START INFORMATION GIVEN

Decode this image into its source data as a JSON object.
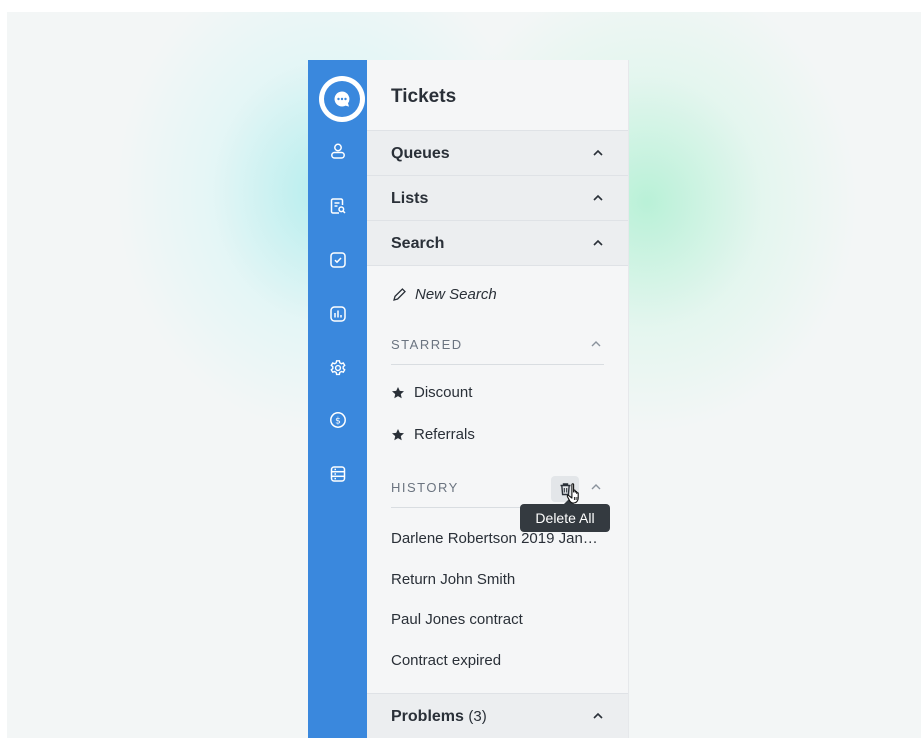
{
  "panel": {
    "title": "Tickets"
  },
  "sections": {
    "queues": {
      "label": "Queues"
    },
    "lists": {
      "label": "Lists"
    },
    "search": {
      "label": "Search"
    },
    "problems": {
      "label": "Problems",
      "count": "(3)"
    }
  },
  "search": {
    "new_search_label": "New Search",
    "starred": {
      "label": "STARRED",
      "items": [
        "Discount",
        "Referrals"
      ]
    },
    "history": {
      "label": "HISTORY",
      "items": [
        "Darlene Robertson 2019 Jan…",
        "Return John Smith",
        "Paul Jones contract",
        "Contract expired"
      ]
    }
  },
  "tooltip": {
    "text": "Delete All"
  },
  "nav_icons": [
    "chat-icon",
    "user-icon",
    "search-document-icon",
    "checkbox-icon",
    "report-chart-icon",
    "settings-icon",
    "billing-icon",
    "database-icon"
  ],
  "colors": {
    "accent": "#3a88dd",
    "panel_bg": "#f5f6f7",
    "header_bg": "#eceef0",
    "text": "#2a3038",
    "tooltip_bg": "#343a40"
  }
}
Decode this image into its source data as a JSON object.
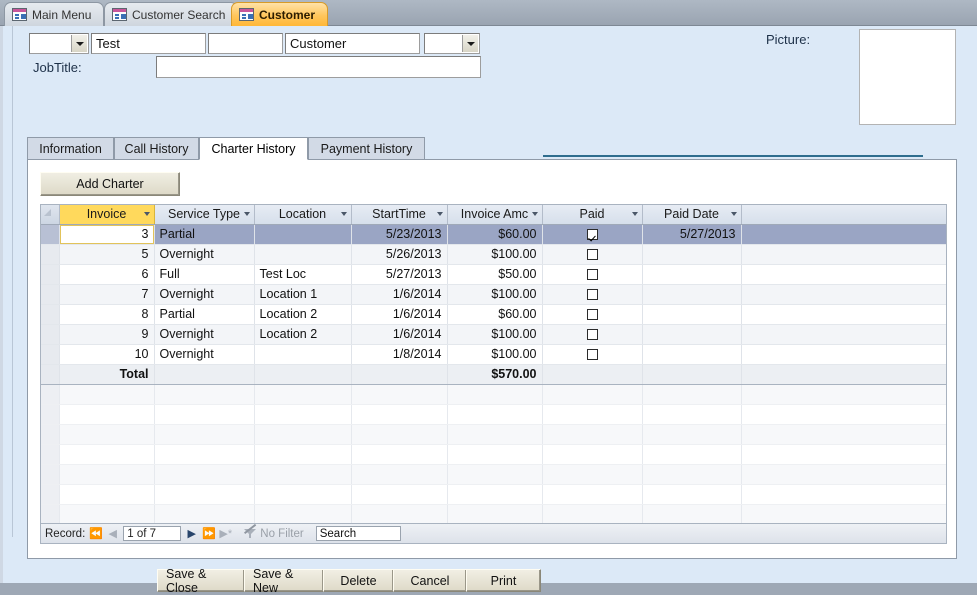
{
  "document_tabs": [
    {
      "label": "Main Menu",
      "icon": "access-form-icon",
      "active": false
    },
    {
      "label": "Customer Search",
      "icon": "access-form-icon",
      "active": false
    },
    {
      "label": "Customer",
      "icon": "access-form-icon",
      "active": true
    }
  ],
  "form_header": {
    "title_combo_value": "",
    "first_name_value": "Test",
    "middle_value": "",
    "last_name_value": "Customer",
    "suffix_combo_value": "",
    "jobtitle_label": "JobTitle:",
    "jobtitle_value": "",
    "picture_label": "Picture:"
  },
  "inner_tabs": [
    {
      "label": "Information",
      "active": false
    },
    {
      "label": "Call History",
      "active": false
    },
    {
      "label": "Charter History",
      "active": true
    },
    {
      "label": "Payment History",
      "active": false
    }
  ],
  "charter_tab": {
    "add_charter_label": "Add Charter",
    "columns": [
      {
        "label": "Invoice",
        "sorted": true
      },
      {
        "label": "Service Type",
        "sorted": false
      },
      {
        "label": "Location",
        "sorted": false
      },
      {
        "label": "StartTime",
        "sorted": false
      },
      {
        "label": "Invoice Amc",
        "sorted": false
      },
      {
        "label": "Paid",
        "sorted": false
      },
      {
        "label": "Paid Date",
        "sorted": false
      }
    ],
    "rows": [
      {
        "invoice": "3",
        "service_type": "Partial",
        "location": "",
        "start_time": "5/23/2013",
        "invoice_amount": "$60.00",
        "paid": true,
        "paid_date": "5/27/2013",
        "selected": true
      },
      {
        "invoice": "5",
        "service_type": "Overnight",
        "location": "",
        "start_time": "5/26/2013",
        "invoice_amount": "$100.00",
        "paid": false,
        "paid_date": "",
        "selected": false
      },
      {
        "invoice": "6",
        "service_type": "Full",
        "location": "Test Loc",
        "start_time": "5/27/2013",
        "invoice_amount": "$50.00",
        "paid": false,
        "paid_date": "",
        "selected": false
      },
      {
        "invoice": "7",
        "service_type": "Overnight",
        "location": "Location 1",
        "start_time": "1/6/2014",
        "invoice_amount": "$100.00",
        "paid": false,
        "paid_date": "",
        "selected": false
      },
      {
        "invoice": "8",
        "service_type": "Partial",
        "location": "Location 2",
        "start_time": "1/6/2014",
        "invoice_amount": "$60.00",
        "paid": false,
        "paid_date": "",
        "selected": false
      },
      {
        "invoice": "9",
        "service_type": "Overnight",
        "location": "Location 2",
        "start_time": "1/6/2014",
        "invoice_amount": "$100.00",
        "paid": false,
        "paid_date": "",
        "selected": false
      },
      {
        "invoice": "10",
        "service_type": "Overnight",
        "location": "",
        "start_time": "1/8/2014",
        "invoice_amount": "$100.00",
        "paid": false,
        "paid_date": "",
        "selected": false
      }
    ],
    "total_row": {
      "label": "Total",
      "invoice_amount": "$570.00"
    },
    "navigator": {
      "record_label": "Record:",
      "position": "1 of 7",
      "first_icon": "first-record-icon",
      "prev_icon": "previous-record-icon",
      "next_icon": "next-record-icon",
      "last_icon": "last-record-icon",
      "new_icon": "new-record-icon",
      "filter_label": "No Filter",
      "filter_icon": "filter-icon",
      "search_placeholder": "Search",
      "search_value": "Search"
    }
  },
  "footer_buttons": [
    {
      "label": "Save & Close"
    },
    {
      "label": "Save & New"
    },
    {
      "label": "Delete"
    },
    {
      "label": "Cancel"
    },
    {
      "label": "Print"
    }
  ],
  "colors": {
    "window_chrome": "#9ea8b5",
    "form_background": "#dce9f7",
    "active_tab_accent": "#ffb737",
    "sorted_header": "#ffd95c",
    "selected_row": "#9aa5c4",
    "teal_rule": "#2e6d8e"
  }
}
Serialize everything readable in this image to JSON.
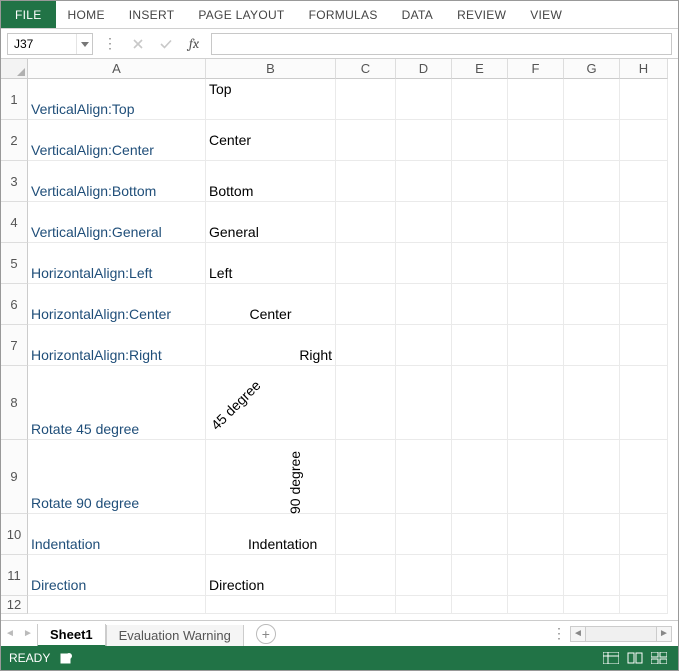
{
  "ribbon": {
    "tabs": [
      "FILE",
      "HOME",
      "INSERT",
      "PAGE LAYOUT",
      "FORMULAS",
      "DATA",
      "REVIEW",
      "VIEW"
    ]
  },
  "formula_bar": {
    "name_box": "J37",
    "formula": ""
  },
  "columns": [
    {
      "label": "A",
      "width": 178
    },
    {
      "label": "B",
      "width": 130
    },
    {
      "label": "C",
      "width": 60
    },
    {
      "label": "D",
      "width": 56
    },
    {
      "label": "E",
      "width": 56
    },
    {
      "label": "F",
      "width": 56
    },
    {
      "label": "G",
      "width": 56
    },
    {
      "label": "H",
      "width": 48
    }
  ],
  "rows": [
    {
      "label": "1",
      "height": 41,
      "a": "VerticalAlign:Top",
      "b": "Top",
      "b_halign": "left",
      "b_valign": "top",
      "a_valign": "bottom"
    },
    {
      "label": "2",
      "height": 41,
      "a": "VerticalAlign:Center",
      "b": "Center",
      "b_halign": "left",
      "b_valign": "center",
      "a_valign": "bottom"
    },
    {
      "label": "3",
      "height": 41,
      "a": "VerticalAlign:Bottom",
      "b": "Bottom",
      "b_halign": "left",
      "b_valign": "bottom",
      "a_valign": "bottom"
    },
    {
      "label": "4",
      "height": 41,
      "a": "VerticalAlign:General",
      "b": "General",
      "b_halign": "left",
      "b_valign": "bottom",
      "a_valign": "bottom"
    },
    {
      "label": "5",
      "height": 41,
      "a": "HorizontalAlign:Left",
      "b": "Left",
      "b_halign": "left",
      "b_valign": "bottom",
      "a_valign": "bottom"
    },
    {
      "label": "6",
      "height": 41,
      "a": "HorizontalAlign:Center",
      "b": "Center",
      "b_halign": "center",
      "b_valign": "bottom",
      "a_valign": "bottom"
    },
    {
      "label": "7",
      "height": 41,
      "a": "HorizontalAlign:Right",
      "b": "Right",
      "b_halign": "right",
      "b_valign": "bottom",
      "a_valign": "bottom"
    },
    {
      "label": "8",
      "height": 74,
      "a": "Rotate 45 degree",
      "b": "45 degree",
      "b_rotate": 45,
      "a_valign": "bottom"
    },
    {
      "label": "9",
      "height": 74,
      "a": "Rotate 90 degree",
      "b": "90 degree",
      "b_rotate": 90,
      "a_valign": "bottom"
    },
    {
      "label": "10",
      "height": 41,
      "a": "Indentation",
      "b": "Indentation",
      "b_halign": "left",
      "b_indent": 42,
      "b_valign": "bottom",
      "a_valign": "bottom"
    },
    {
      "label": "11",
      "height": 41,
      "a": "Direction",
      "b": "Direction",
      "b_halign": "left",
      "b_valign": "bottom",
      "a_valign": "bottom"
    },
    {
      "label": "12",
      "height": 18,
      "a": "",
      "b": ""
    }
  ],
  "sheets": {
    "tabs": [
      {
        "name": "Sheet1",
        "active": true
      },
      {
        "name": "Evaluation Warning",
        "active": false
      }
    ]
  },
  "status": {
    "text": "READY"
  }
}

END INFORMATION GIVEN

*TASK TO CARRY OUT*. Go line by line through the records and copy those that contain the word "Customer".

*RESPONSE AREA*.
      "label": "Customer Search",
      "label": "Customer",
    "last_name_value": "Customer",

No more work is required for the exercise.